• _What is required_: The expected answer is the complete listing, reproduced character for character.
Task inputs START
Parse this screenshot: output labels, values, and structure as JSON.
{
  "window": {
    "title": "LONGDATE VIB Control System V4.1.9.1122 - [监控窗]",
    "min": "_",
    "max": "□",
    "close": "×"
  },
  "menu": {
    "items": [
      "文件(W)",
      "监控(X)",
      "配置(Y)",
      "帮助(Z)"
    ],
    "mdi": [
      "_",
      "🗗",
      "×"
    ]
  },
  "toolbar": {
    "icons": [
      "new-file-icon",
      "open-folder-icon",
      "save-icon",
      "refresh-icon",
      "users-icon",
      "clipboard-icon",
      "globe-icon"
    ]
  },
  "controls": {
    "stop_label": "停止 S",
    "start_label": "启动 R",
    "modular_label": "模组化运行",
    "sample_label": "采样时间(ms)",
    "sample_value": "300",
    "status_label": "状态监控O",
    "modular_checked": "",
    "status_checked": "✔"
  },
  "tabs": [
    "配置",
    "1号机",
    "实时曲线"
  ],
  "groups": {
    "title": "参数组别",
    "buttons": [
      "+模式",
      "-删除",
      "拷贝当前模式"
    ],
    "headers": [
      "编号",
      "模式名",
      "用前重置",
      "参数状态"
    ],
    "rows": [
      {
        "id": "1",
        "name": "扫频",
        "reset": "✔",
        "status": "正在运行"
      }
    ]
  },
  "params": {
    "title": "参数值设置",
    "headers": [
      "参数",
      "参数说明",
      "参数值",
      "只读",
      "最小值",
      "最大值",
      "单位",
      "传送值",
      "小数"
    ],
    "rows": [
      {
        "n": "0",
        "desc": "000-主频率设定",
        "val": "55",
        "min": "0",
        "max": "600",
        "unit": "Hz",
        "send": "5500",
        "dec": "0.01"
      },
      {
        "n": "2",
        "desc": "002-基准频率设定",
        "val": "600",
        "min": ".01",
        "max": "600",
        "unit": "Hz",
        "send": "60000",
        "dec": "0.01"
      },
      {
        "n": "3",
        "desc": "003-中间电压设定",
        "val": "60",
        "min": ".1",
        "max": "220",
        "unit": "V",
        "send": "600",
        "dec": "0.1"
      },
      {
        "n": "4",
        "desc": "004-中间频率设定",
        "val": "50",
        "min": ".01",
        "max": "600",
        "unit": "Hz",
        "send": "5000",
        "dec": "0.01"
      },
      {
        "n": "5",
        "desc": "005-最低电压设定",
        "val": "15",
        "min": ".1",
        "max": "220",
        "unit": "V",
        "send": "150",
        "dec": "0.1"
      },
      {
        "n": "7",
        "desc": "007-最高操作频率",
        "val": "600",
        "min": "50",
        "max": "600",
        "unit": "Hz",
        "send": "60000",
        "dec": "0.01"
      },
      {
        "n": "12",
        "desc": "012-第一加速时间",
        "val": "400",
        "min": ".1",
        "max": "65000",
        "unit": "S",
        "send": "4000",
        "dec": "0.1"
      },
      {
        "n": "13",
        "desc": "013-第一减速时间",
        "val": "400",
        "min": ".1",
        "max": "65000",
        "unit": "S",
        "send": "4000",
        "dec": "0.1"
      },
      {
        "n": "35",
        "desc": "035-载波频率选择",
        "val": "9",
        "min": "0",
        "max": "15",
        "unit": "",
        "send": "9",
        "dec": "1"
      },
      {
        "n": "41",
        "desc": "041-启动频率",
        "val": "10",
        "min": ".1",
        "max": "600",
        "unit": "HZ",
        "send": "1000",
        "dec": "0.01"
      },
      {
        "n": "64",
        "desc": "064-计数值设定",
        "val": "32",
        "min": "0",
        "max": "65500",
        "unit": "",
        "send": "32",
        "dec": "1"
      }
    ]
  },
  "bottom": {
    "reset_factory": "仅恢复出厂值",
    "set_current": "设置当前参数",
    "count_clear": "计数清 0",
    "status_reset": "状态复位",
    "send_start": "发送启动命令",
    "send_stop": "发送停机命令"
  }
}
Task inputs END
• _Solution to this task_:
Parse this screenshot: output labels, values, and structure as JSON.
{
  "window": {
    "title": "LONGDATE VIB Control System V4.1.9.1122 - [监控窗]",
    "min": "_",
    "max": "□",
    "close": "×"
  },
  "menu": {
    "items": [
      "文件(W)",
      "监控(X)",
      "配置(Y)",
      "帮助(Z)"
    ],
    "mdi": [
      "_",
      "🗗",
      "×"
    ]
  },
  "toolbar": {
    "icons": [
      "new-file-icon",
      "open-folder-icon",
      "save-icon",
      "refresh-icon",
      "users-icon",
      "clipboard-icon",
      "globe-icon"
    ]
  },
  "controls": {
    "stop_label": "停止 S",
    "start_label": "启动 R",
    "modular_label": "模组化运行",
    "sample_label": "采样时间(ms)",
    "sample_value": "300",
    "status_label": "状态监控O",
    "modular_checked": "",
    "status_checked": "✔"
  },
  "tabs": [
    "配置",
    "1号机",
    "实时曲线"
  ],
  "groups": {
    "title": "参数组别",
    "buttons": [
      "+模式",
      "-删除",
      "拷贝当前模式"
    ],
    "headers": [
      "编号",
      "模式名",
      "用前重置",
      "参数状态"
    ],
    "rows": [
      {
        "id": "1",
        "name": "扫频",
        "reset": "✔",
        "status": "正在运行"
      }
    ]
  },
  "params": {
    "title": "参数值设置",
    "headers": [
      "参数",
      "参数说明",
      "参数值",
      "只读",
      "最小值",
      "最大值",
      "单位",
      "传送值",
      "小数"
    ],
    "rows": [
      {
        "n": "0",
        "desc": "000-主频率设定",
        "val": "55",
        "min": "0",
        "max": "600",
        "unit": "Hz",
        "send": "5500",
        "dec": "0.01"
      },
      {
        "n": "2",
        "desc": "002-基准频率设定",
        "val": "600",
        "min": ".01",
        "max": "600",
        "unit": "Hz",
        "send": "60000",
        "dec": "0.01"
      },
      {
        "n": "3",
        "desc": "003-中间电压设定",
        "val": "60",
        "min": ".1",
        "max": "220",
        "unit": "V",
        "send": "600",
        "dec": "0.1"
      },
      {
        "n": "4",
        "desc": "004-中间频率设定",
        "val": "50",
        "min": ".01",
        "max": "600",
        "unit": "Hz",
        "send": "5000",
        "dec": "0.01"
      },
      {
        "n": "5",
        "desc": "005-最低电压设定",
        "val": "15",
        "min": ".1",
        "max": "220",
        "unit": "V",
        "send": "150",
        "dec": "0.1"
      },
      {
        "n": "7",
        "desc": "007-最高操作频率",
        "val": "600",
        "min": "50",
        "max": "600",
        "unit": "Hz",
        "send": "60000",
        "dec": "0.01"
      },
      {
        "n": "12",
        "desc": "012-第一加速时间",
        "val": "400",
        "min": ".1",
        "max": "65000",
        "unit": "S",
        "send": "4000",
        "dec": "0.1"
      },
      {
        "n": "13",
        "desc": "013-第一减速时间",
        "val": "400",
        "min": ".1",
        "max": "65000",
        "unit": "S",
        "send": "4000",
        "dec": "0.1"
      },
      {
        "n": "35",
        "desc": "035-载波频率选择",
        "val": "9",
        "min": "0",
        "max": "15",
        "unit": "",
        "send": "9",
        "dec": "1"
      },
      {
        "n": "41",
        "desc": "041-启动频率",
        "val": "10",
        "min": ".1",
        "max": "600",
        "unit": "HZ",
        "send": "1000",
        "dec": "0.01"
      },
      {
        "n": "64",
        "desc": "064-计数值设定",
        "val": "32",
        "min": "0",
        "max": "65500",
        "unit": "",
        "send": "32",
        "dec": "1"
      }
    ]
  },
  "bottom": {
    "reset_factory": "仅恢复出厂值",
    "set_current": "设置当前参数",
    "count_clear": "计数清 0",
    "status_reset": "状态复位",
    "send_start": "发送启动命令",
    "send_stop": "发送停机命令"
  }
}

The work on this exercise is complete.